The deal, which was first reported by Stuff New Zealand, was confirmed by Apple in rare direct statement. Regular watchers of the Cupertino-based company will know all too well that it is usually rather non-specific when it makes acquisitions — see this recent deal for French company Regaind for a typical example.
“We want to bring truly effortless charging to more places and more customers around the world. Our Auckland team will be a great addition as Apple works to create a wireless future,” Apple told TechCrunch in a statement attributed to Dan Riccio, senior vice president of its hardware engineering division.
“The team and I are thrilled to join Apple. There is tremendous alignment with our values, and we are excited to continue our growth in Auckland and contribute to the great innovation in wireless charging coming out of New Zealand,” Fady Mishriki, founder and CEO of PowerbyProxi, added via an accompanying canned comment.
The deal is officially undisclosed but Stuff New Zealand reported that it could be above $100 million.
That would represent a good return for investors, which include New Zealand VC Movac and German industrial firm Darmstadt, who funneled a total of $9 million in capital into the startup. Another less predictable beneficiary is Samsung. The Apple nemesis backed PowerbyProxi via its Samsung Ventures unit some four years ago.
PowerbyProxi’s expertise — which includes over 50 staff and more than 300 patents — are sure to super charge Apple’s wireless efforts. The company’s first wireless charging pad, AirPower, is due for release next year while there will also be a wireless charging compatible version of its AirPods, too.
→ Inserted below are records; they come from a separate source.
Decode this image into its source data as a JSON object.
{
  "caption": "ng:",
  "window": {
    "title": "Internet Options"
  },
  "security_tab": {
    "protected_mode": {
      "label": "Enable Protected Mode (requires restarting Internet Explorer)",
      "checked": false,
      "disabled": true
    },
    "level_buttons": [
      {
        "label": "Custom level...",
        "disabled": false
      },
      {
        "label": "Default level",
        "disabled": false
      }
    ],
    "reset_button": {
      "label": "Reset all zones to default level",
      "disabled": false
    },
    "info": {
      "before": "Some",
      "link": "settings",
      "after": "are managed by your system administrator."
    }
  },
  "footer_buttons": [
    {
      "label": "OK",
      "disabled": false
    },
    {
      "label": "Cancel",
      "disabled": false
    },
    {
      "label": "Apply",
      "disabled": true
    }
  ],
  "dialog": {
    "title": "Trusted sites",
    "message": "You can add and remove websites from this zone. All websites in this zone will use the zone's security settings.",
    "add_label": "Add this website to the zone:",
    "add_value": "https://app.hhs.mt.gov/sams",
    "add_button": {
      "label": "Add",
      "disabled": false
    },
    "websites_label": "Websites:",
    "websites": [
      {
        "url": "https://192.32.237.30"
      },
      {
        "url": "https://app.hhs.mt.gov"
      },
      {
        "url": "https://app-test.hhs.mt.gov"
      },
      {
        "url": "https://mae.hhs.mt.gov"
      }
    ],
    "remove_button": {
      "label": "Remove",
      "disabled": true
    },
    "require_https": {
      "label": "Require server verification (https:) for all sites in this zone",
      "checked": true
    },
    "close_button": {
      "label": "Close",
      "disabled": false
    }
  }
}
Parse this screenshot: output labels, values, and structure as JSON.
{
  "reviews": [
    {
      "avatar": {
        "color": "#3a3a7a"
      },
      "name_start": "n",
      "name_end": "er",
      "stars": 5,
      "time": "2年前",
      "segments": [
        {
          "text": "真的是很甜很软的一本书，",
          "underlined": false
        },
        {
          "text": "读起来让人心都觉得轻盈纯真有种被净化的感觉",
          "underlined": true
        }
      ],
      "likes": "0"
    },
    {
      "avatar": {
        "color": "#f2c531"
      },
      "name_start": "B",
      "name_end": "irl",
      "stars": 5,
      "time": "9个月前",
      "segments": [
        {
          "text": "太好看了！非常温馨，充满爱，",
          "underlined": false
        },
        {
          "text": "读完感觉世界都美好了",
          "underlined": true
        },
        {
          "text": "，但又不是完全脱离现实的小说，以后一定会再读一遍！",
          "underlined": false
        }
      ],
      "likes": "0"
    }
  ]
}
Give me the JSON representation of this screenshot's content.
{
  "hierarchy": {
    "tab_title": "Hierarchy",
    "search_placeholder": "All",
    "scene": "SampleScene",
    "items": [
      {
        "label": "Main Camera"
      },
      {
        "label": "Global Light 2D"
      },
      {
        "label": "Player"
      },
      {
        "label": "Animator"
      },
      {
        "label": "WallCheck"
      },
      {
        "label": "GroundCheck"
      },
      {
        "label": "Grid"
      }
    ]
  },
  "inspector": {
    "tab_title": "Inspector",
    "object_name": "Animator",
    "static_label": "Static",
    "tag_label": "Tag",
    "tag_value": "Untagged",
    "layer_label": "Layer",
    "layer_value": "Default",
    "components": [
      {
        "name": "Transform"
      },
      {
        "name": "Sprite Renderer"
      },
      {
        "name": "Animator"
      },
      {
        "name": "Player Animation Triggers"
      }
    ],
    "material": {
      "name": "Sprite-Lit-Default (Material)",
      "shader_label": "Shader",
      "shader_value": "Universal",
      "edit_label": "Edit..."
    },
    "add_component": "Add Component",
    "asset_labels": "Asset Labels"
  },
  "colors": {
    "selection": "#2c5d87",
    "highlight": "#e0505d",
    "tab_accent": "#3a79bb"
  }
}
You can bet that more Apple products will lose the wires in favor of wireless power options in the future.